> What is needed: Look through the data below. Collect every line where the word "image" occurs.

Data records section start

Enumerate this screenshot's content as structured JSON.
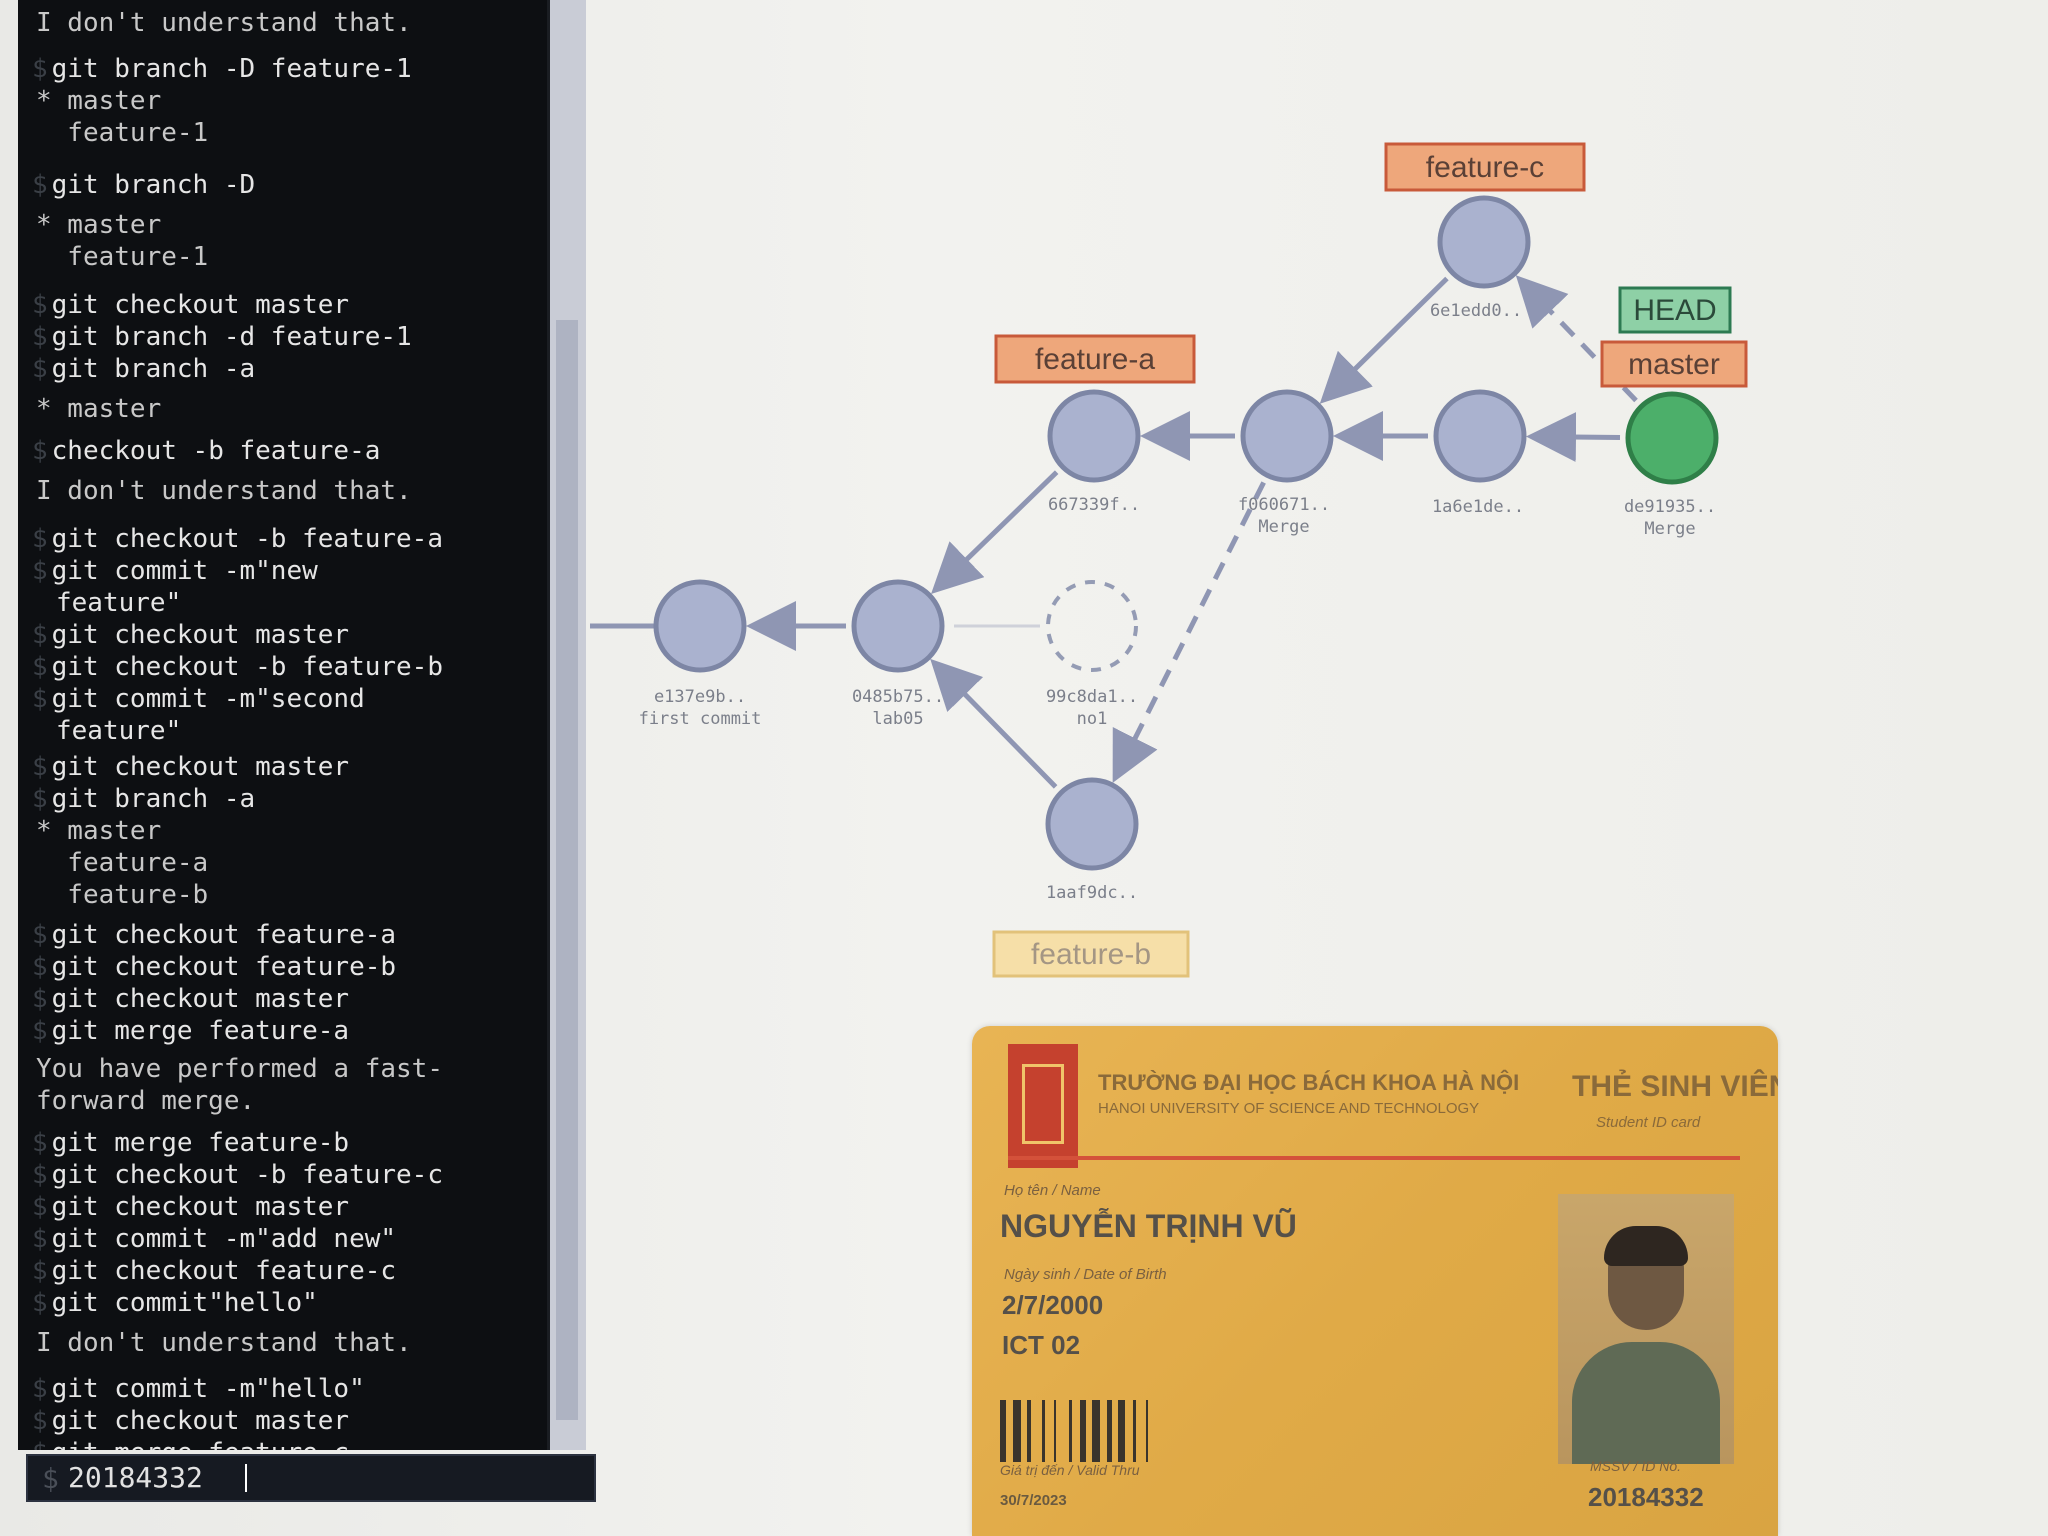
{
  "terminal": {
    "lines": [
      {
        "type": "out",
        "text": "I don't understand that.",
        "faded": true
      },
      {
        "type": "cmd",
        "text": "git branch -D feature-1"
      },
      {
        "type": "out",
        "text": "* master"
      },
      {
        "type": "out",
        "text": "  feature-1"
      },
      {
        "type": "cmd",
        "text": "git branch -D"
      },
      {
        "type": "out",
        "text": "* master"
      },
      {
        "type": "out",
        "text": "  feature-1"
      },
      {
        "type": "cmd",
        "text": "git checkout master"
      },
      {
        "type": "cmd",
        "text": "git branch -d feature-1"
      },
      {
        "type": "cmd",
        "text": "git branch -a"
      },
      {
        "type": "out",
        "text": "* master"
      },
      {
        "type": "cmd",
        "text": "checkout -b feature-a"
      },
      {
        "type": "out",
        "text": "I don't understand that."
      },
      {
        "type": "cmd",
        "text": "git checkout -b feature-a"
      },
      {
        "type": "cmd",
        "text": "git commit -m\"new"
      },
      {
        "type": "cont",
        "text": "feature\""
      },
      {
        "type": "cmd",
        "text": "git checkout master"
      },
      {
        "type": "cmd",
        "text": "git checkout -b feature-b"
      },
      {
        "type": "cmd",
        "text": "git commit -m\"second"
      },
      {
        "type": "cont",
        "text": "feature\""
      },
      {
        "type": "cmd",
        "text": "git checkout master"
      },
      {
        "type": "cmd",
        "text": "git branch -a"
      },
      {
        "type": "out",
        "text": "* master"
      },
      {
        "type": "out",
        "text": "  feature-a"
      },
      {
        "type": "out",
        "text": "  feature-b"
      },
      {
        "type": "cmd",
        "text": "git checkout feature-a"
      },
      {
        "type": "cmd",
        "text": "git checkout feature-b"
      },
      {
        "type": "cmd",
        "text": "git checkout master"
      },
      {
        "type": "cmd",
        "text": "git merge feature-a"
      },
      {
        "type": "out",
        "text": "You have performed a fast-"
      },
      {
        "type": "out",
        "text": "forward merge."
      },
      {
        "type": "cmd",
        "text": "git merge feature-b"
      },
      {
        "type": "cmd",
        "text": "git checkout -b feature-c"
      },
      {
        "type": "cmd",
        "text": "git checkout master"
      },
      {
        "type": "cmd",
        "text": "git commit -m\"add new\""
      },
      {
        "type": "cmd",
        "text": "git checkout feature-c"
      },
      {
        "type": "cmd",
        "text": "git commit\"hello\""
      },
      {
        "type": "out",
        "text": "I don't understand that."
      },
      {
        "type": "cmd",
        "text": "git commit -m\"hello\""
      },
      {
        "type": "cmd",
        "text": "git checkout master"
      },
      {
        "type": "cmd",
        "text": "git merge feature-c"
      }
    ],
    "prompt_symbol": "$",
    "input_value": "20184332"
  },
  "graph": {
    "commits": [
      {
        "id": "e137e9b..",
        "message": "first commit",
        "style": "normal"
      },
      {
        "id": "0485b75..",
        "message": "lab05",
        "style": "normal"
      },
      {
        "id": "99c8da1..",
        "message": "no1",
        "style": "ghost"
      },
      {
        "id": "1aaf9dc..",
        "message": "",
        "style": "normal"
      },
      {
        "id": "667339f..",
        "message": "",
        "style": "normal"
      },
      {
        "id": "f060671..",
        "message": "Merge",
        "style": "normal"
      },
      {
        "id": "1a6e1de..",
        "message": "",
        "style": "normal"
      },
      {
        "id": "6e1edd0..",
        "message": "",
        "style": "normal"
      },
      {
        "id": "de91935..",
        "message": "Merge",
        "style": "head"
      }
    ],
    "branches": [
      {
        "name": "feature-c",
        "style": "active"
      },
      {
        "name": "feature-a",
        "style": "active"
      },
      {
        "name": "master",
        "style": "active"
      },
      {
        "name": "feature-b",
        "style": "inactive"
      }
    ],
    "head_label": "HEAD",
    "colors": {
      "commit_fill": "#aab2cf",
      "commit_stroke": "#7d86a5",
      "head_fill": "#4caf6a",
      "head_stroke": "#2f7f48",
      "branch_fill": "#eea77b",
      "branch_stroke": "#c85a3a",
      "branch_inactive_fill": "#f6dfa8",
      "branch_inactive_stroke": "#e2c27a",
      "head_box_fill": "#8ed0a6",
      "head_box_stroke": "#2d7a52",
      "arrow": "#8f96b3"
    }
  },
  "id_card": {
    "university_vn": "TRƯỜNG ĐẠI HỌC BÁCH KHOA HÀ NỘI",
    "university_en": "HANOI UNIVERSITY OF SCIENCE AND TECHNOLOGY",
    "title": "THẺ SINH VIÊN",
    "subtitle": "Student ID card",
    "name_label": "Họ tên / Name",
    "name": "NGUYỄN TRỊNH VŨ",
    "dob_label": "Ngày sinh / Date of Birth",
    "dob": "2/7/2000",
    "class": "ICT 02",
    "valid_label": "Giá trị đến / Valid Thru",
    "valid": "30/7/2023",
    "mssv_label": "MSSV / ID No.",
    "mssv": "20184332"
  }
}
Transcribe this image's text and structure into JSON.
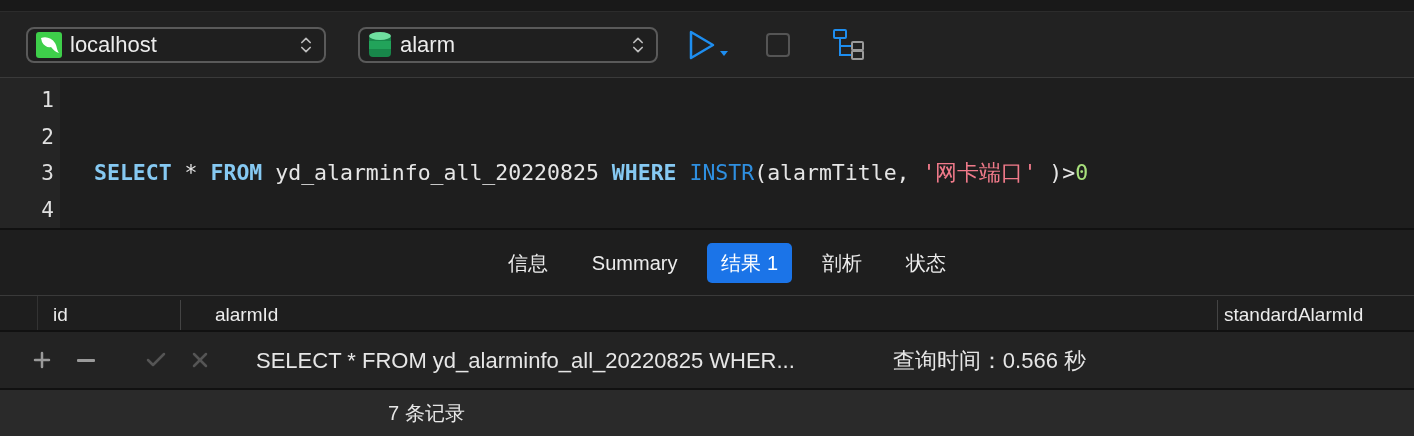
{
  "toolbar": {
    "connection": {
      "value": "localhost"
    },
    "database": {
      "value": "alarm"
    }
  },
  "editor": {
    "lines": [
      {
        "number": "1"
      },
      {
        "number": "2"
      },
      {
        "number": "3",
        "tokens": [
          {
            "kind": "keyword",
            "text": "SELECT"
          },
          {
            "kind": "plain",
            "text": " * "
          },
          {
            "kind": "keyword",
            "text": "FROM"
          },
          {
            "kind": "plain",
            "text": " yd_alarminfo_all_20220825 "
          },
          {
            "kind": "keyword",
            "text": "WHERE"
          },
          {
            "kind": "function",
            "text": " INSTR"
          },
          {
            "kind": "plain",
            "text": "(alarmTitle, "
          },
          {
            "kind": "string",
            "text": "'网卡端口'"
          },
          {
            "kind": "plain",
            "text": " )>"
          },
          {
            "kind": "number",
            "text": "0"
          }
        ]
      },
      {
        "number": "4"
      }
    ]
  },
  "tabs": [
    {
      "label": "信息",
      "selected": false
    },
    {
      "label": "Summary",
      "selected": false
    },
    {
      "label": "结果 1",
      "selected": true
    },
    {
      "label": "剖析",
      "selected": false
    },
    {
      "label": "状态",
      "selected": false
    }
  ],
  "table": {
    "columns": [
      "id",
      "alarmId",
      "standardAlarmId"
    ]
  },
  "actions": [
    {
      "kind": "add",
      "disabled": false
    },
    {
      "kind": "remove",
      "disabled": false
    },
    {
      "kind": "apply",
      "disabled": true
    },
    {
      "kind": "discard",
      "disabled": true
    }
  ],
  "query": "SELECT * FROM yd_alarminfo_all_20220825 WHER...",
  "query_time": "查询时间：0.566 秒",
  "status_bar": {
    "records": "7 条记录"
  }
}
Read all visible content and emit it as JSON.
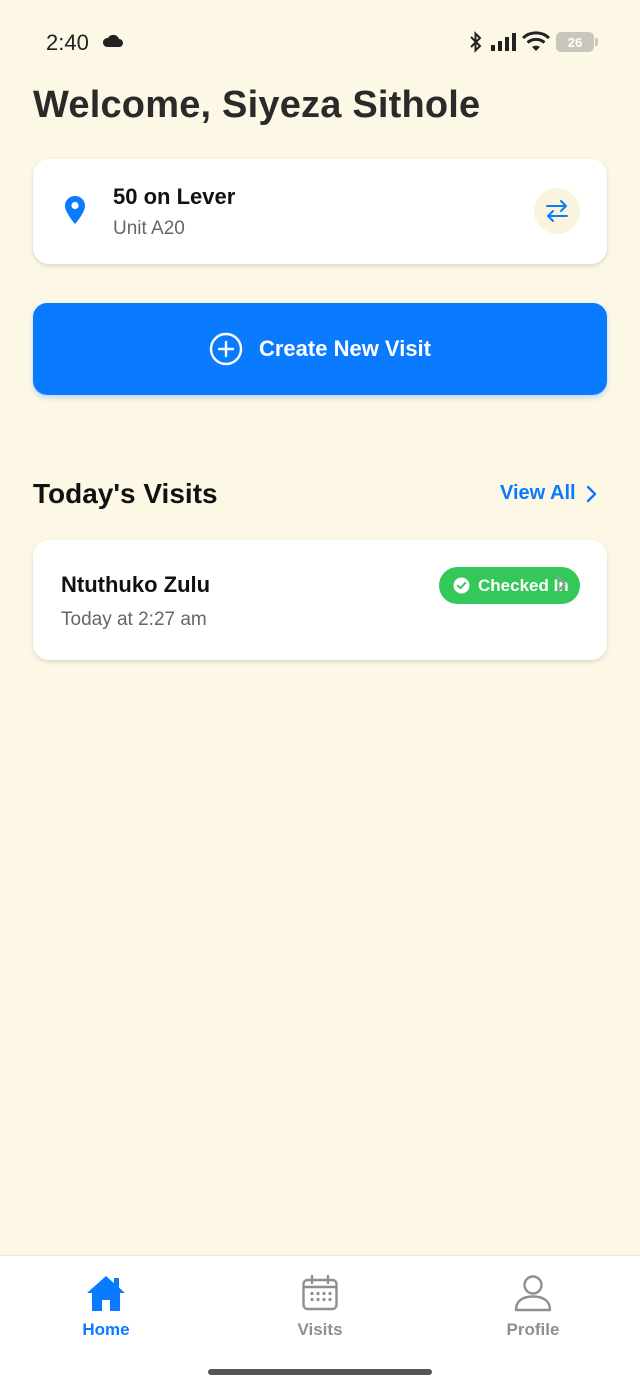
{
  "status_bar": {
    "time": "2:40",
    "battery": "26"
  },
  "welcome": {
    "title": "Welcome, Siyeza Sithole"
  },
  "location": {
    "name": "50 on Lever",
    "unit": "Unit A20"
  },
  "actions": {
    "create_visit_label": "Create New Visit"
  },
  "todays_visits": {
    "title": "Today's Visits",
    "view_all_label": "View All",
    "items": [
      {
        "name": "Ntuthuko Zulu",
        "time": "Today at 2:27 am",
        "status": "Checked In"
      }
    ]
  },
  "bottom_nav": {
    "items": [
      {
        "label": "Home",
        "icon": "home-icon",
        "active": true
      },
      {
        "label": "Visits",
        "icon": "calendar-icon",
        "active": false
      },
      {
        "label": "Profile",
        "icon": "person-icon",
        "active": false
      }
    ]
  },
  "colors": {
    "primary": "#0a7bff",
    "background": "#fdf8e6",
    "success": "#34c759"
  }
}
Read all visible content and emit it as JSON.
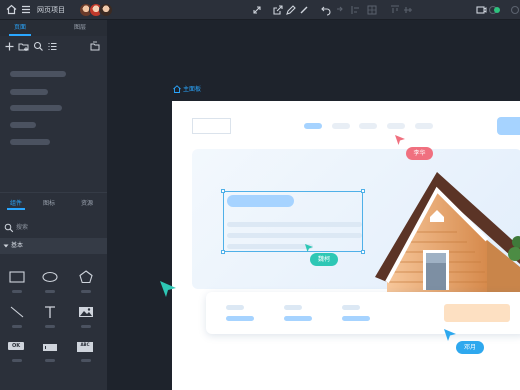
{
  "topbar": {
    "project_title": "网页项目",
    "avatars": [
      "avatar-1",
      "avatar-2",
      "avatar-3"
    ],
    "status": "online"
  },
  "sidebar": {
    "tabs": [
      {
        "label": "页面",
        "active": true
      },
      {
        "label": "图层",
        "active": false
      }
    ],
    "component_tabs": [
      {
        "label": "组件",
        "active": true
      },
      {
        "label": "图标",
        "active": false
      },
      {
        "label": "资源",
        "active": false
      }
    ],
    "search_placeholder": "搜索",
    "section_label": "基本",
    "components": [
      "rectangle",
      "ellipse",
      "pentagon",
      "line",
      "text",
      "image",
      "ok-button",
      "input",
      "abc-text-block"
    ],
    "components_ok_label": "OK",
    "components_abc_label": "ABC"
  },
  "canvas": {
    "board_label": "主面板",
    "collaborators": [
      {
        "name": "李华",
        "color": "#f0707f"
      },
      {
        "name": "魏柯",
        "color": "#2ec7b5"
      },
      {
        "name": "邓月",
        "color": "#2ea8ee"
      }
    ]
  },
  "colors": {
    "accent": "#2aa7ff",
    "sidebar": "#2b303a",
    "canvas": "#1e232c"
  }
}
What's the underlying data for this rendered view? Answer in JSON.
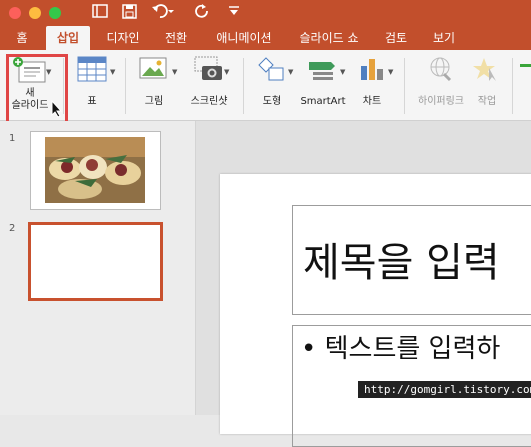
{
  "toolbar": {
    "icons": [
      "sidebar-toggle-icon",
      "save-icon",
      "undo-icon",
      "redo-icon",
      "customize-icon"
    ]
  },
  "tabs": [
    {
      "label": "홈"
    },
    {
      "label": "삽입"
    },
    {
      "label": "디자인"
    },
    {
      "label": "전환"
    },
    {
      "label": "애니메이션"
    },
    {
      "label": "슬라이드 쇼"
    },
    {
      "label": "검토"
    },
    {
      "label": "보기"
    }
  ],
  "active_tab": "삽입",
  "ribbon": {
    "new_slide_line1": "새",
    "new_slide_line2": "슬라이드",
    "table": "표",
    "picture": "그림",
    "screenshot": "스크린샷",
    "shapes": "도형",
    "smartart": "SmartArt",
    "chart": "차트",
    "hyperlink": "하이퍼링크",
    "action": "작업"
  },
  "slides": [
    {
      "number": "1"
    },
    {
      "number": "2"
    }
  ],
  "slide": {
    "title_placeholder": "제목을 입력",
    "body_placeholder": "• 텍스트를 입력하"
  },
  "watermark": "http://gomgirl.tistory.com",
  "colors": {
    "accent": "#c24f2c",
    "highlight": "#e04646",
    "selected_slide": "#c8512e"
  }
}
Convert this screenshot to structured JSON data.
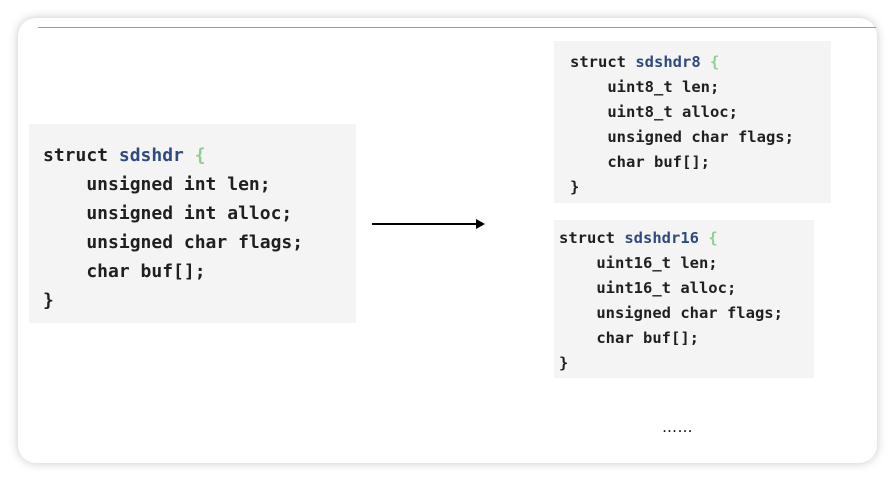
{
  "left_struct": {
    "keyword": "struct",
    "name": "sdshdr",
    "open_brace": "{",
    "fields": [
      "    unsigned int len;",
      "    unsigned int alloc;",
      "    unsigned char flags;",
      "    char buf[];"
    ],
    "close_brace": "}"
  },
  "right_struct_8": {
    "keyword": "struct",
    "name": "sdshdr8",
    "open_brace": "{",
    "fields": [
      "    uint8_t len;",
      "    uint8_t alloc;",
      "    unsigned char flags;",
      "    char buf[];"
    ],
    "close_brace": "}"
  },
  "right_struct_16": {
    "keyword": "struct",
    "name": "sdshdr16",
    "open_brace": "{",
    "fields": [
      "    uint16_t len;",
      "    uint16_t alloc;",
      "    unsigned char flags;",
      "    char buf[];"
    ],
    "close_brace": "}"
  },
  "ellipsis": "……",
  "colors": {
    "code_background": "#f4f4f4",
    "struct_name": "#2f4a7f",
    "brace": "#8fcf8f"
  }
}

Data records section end

> Solved exercise:
Transcribe this image's text and structure into JSON.
      "image",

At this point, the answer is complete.